As I was surfing the web this week, I found a number of comments out there on a number of sites along the lines of:
I wonder what Christchurch did to anger God to deserve this???
My first reaction in most cases was to shrug it off as a very insensitive remark, particularly since the authors of those comments are often overseas, and making many kinds of assumptions about the morality or immorality of Canterbury residents.
However, on further reflection, the comment does raise a couple of valid questions. Why did God send this earthquake? If we consider the lack of fatalities, why did God not spare the lives of those in Haiti, Samoa etc?
I’m not a theologian nor a philosopher, but here are my own thoughts as a Christian on this matter. In other words, Why do Bad Things happen to Good People?
I think the assumption underlying these kinds of questions is that calamity and disaster are a sign of God’s judgement for sin, while blessing and prosperity are a sign of God’s reward for righteousness. I’m aware of a number of Christian preachers who appear to hold this idea (mostly ones I’ve seen on TV), but I don’t personally agree with it.

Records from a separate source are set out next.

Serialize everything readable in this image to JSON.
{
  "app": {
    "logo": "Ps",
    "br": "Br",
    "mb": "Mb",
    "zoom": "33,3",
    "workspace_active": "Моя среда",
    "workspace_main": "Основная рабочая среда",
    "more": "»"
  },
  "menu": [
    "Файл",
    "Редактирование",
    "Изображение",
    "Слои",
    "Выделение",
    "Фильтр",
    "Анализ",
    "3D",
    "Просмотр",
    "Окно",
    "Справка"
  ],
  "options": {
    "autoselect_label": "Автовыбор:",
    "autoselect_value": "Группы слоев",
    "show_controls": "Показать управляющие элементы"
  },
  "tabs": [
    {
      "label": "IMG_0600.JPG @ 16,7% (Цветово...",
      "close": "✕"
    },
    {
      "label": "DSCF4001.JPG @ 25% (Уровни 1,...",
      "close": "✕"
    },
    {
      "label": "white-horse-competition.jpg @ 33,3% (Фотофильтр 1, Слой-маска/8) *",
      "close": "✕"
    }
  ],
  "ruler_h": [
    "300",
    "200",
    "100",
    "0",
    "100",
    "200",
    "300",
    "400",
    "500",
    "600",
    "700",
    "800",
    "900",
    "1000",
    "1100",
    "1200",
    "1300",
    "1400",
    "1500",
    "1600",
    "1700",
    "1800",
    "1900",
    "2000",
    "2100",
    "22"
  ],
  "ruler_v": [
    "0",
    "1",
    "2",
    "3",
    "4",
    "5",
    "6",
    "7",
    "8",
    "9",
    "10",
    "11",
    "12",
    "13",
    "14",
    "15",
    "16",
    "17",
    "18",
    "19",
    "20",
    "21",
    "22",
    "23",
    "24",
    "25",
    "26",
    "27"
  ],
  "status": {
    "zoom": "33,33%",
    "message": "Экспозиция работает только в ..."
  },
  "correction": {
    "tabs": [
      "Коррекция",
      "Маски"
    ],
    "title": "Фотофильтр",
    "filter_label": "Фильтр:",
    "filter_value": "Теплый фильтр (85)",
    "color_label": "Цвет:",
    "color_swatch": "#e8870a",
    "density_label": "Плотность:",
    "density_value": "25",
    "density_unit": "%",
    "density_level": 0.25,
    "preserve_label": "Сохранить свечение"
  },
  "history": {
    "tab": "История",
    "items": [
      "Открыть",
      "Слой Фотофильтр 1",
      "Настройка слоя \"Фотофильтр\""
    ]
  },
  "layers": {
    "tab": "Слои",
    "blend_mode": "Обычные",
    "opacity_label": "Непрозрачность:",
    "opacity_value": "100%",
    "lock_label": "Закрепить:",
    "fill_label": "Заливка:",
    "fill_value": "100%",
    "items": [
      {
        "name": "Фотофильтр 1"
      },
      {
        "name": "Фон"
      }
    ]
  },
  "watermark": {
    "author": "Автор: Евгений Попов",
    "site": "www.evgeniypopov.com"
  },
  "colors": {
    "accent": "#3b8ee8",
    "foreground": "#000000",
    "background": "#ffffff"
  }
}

Reading the book of Job in the Old Testament, this issue has been grappled with by people of faith since the days of the Patriarchs. For those who haven’t read it, here’s a brief summary: Job was a righteous man, yet God allowed major disaster and bereavement to fall upon him. The bulk of the book is a dialogue between Job and his friends trying to convince Job he must have committed some grave sin, and his need to repent. Job protests his innocence, and questions God, appealing to God’s justice. (Read God’s answer to Job here).
The message I read in this book is that we don’t know or understand God’s plans or reasons, but the reality is that sometimes disaster does happen to “good” people, and it is not necessarily punishment for sin.
Another passage I found helpful in this is Luke 13:1-5. Jesus challenges his listeners that victims of recent disasters were no more sinful than everyone else. Romans 3 tells us that everyone has sinned and fallen short of God’s ideal. What grace we receive is a free gift, neither earned nor deserved.
We live in an imperfect world, a creation that groans awaiting redemption. Tectonic plates are unstable, and produce earthquakes and volcanoes. The atmosphere is unstable, and can produce hurricanes and other extreme weather. The humans that are on the receiving end of these things are no more or less sinful than the rest of humanity.
I do believe in miracles. Many of the close escapes last weekend have been described as miraculous. I don’t know if there was divine intervention in those cases, but if so then it does not mean that those receiving the miracle are any more righteous than anyone else. Miracles are gifts of God’s grace.
The God I believe in isn’t an old man with a white beard sitting above the clouds, handing out rewards and punishment.
The God I believe in never promised that Bad Stuff wouldn’t happen, or that I would always have blessing and prosperity if I follow his rules and regulations.
The God I do believe in does promise to always walk through the hard times with us. He promises to provide comfort and strength. He helps us find courage and compassion in times of disaster.
The God I do believe in challenges me about how I respond to hard times. Do I spend time whinging and complaining, or by showing thankfulness, and practical love for those around me? I don’t think a Christian response to disaster is to pronounce judgement, but rather to share the grace and love of God to those who are suffering.
John Key said this week “At the worst of times you see the very best of New Zealand”. I like to think this would also be true of Christians.
How do you respond to suffering around you? Are you tempted to think that in some way they’ve deserved it, or brought it upon themselves? Or do you recognise the blessings we’ve received are so we can bless others, and demonstrate love and compassion?